Mayor Darling praised DHR’s commitment to providing residencies, which he said are necessary for medical schools to be established and flourish. He also touted the economic growth the research facility will bring to the area.

“In San Antonio about 40 years ago, they started a research program that has brought billions and billions of dollars to the city, and it started with one building,” Darling said. “This is the one building that is going to start it in the Rio Grande Valley.”

Second-year UTRGV Physician Assistant student Andre’lyn Williams, who attended the ceremony, said the building symbolizes a push toward new technology and innovation, and will provide an opportunity for students here to be on the “front edge” of research.

“This is going to be the new and up-and-coming biggest medical center, because the population here is so large and underserved. That is what brought me here to the Valley,” said Williams, who is from Houston. “I want to be part of this growth.”

Building costs are estimated at between $32 million and $34 million. Final leasing costs, not finalized yet, are projected at $2.5 million for the building and $1.2 to $1.4 million in operational costs annually.

The construction, which will begin in December 2016, is projected to be completed in January 2018.

The groundbreaking ceremony  for the UTRGV Research Building at DHR was held Wednesday, Oct. 26, 2016, at  2300 E. Dove Ave. in McAllen.

The groundbreaking ceremony for the UTRGV Research Building at DHR was held Wednesday, Oct. 26, 2016, at 2300 E. Dove Ave. in McAllen. The facility will be built by Doctors Hospital at Renaissance Health System and will be leased by the university under a private-public leasing agreement approved by The University of Texas Board of Regents in September 2016. (UTRGV Photo by Paul Chouy)

PHOTO GALLERY: https://www.flickr.com/gp/utrgvnews/fH80F6

GROUNDBREAKING VIDEO: https://youtu.be/f9p3MC_i9Dk

UTRGV research Building at DHR Fact Sheet

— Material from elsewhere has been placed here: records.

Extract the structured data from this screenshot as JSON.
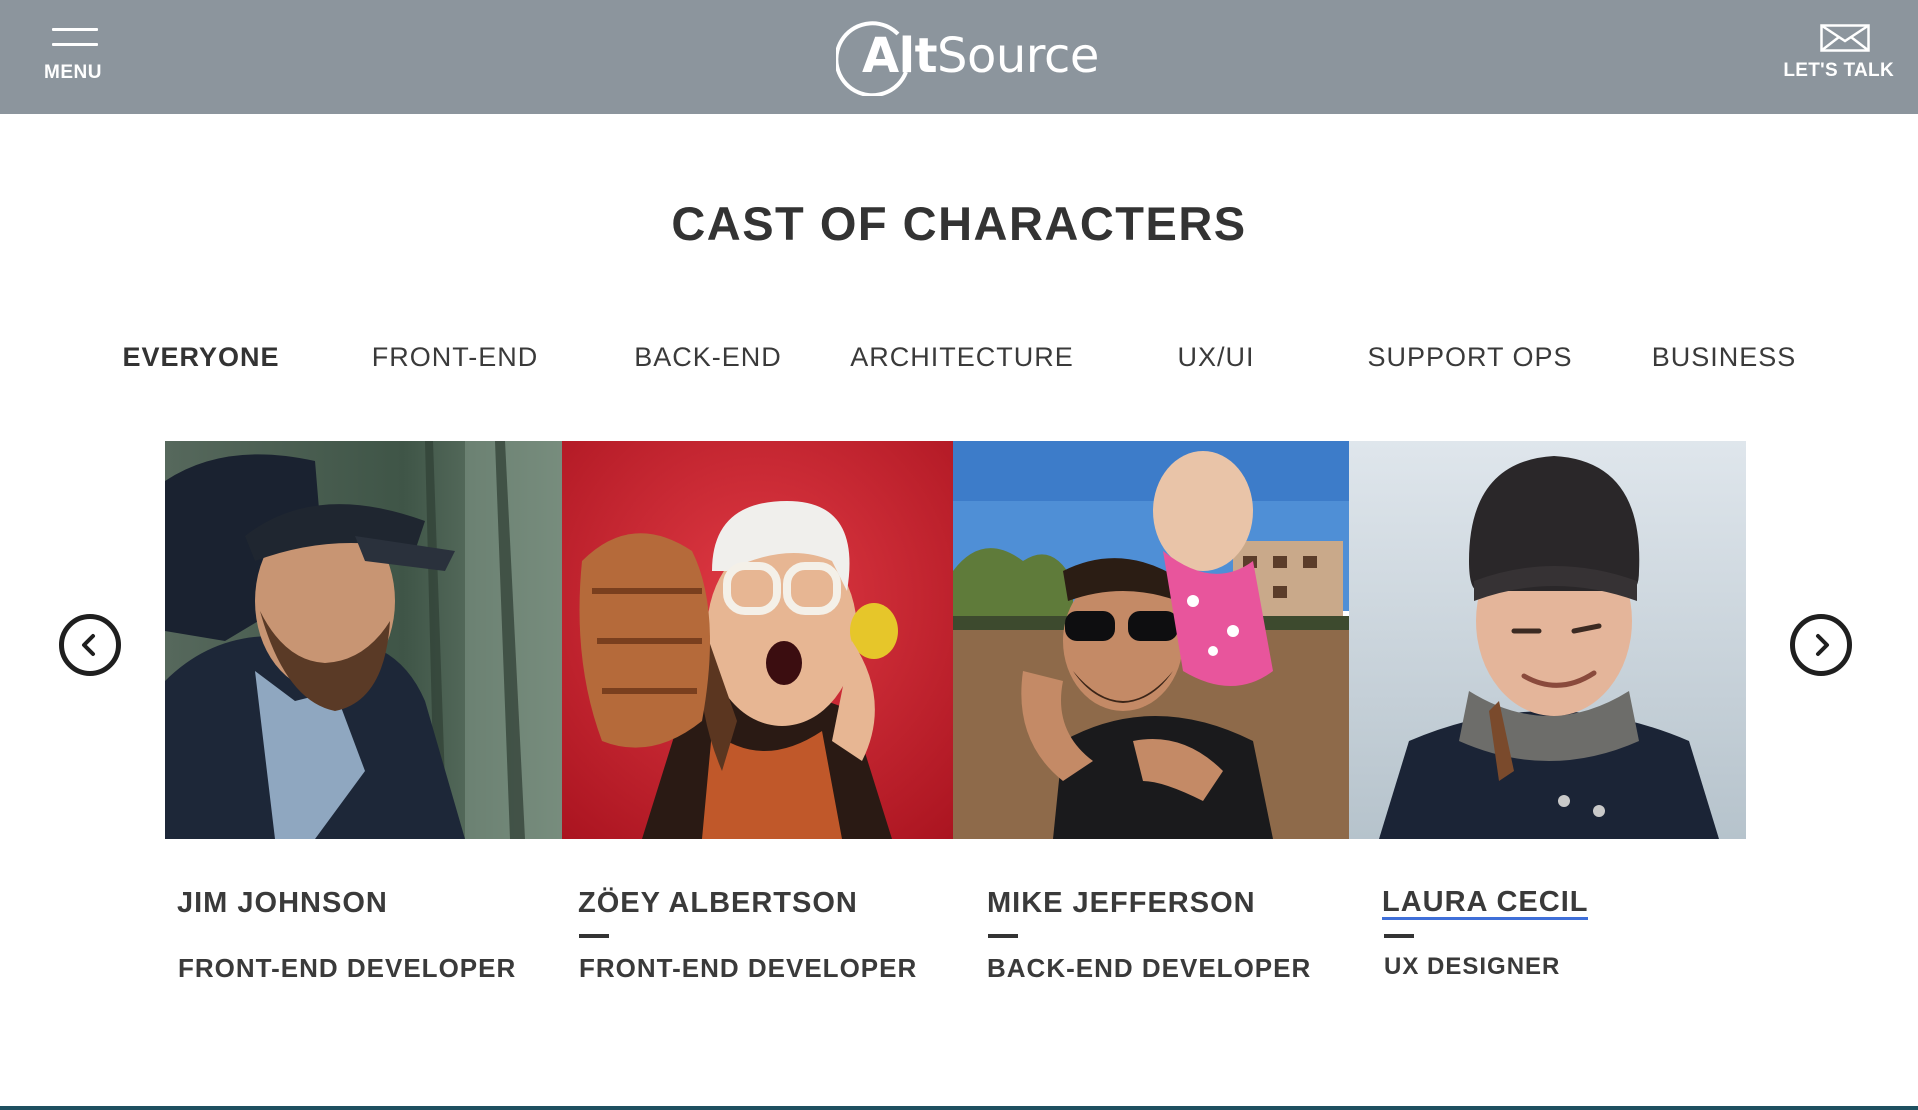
{
  "header": {
    "menu_label": "MENU",
    "logo": {
      "alt": "Alt",
      "source": "Source"
    },
    "contact_label": "LET'S TALK",
    "background": "#8c959d"
  },
  "title": "CAST OF CHARACTERS",
  "tabs": [
    {
      "label": "EVERYONE",
      "active": true
    },
    {
      "label": "FRONT-END",
      "active": false
    },
    {
      "label": "BACK-END",
      "active": false
    },
    {
      "label": "ARCHITECTURE",
      "active": false
    },
    {
      "label": "UX/UI",
      "active": false
    },
    {
      "label": "SUPPORT OPS",
      "active": false
    },
    {
      "label": "BUSINESS",
      "active": false
    }
  ],
  "carousel": {
    "prev_icon": "chevron-left-icon",
    "next_icon": "chevron-right-icon",
    "people": [
      {
        "name": "JIM JOHNSON",
        "role": "FRONT-END DEVELOPER",
        "photo": "man-with-cap-in-forest"
      },
      {
        "name": "ZÖEY ALBERTSON",
        "role": "FRONT-END DEVELOPER",
        "photo": "woman-with-tiki-mug-red-background"
      },
      {
        "name": "MIKE JEFFERSON",
        "role": "BACK-END DEVELOPER",
        "photo": "man-with-child-on-shoulders"
      },
      {
        "name": "LAURA CECIL",
        "role": "UX DESIGNER",
        "photo": "woman-in-beanie-winking"
      }
    ]
  },
  "colors": {
    "text": "#333333",
    "link_underline": "#3f6fd8",
    "footer": "#1e5060"
  }
}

MEDIA CONTACTS
Gail.Fagan@UTRGV.edu
Senior Writer / 956-665-7995

Marci.Caltabiano@UTRGV.edu
UTRGV Director of News and Internal Communications / 956-665-2742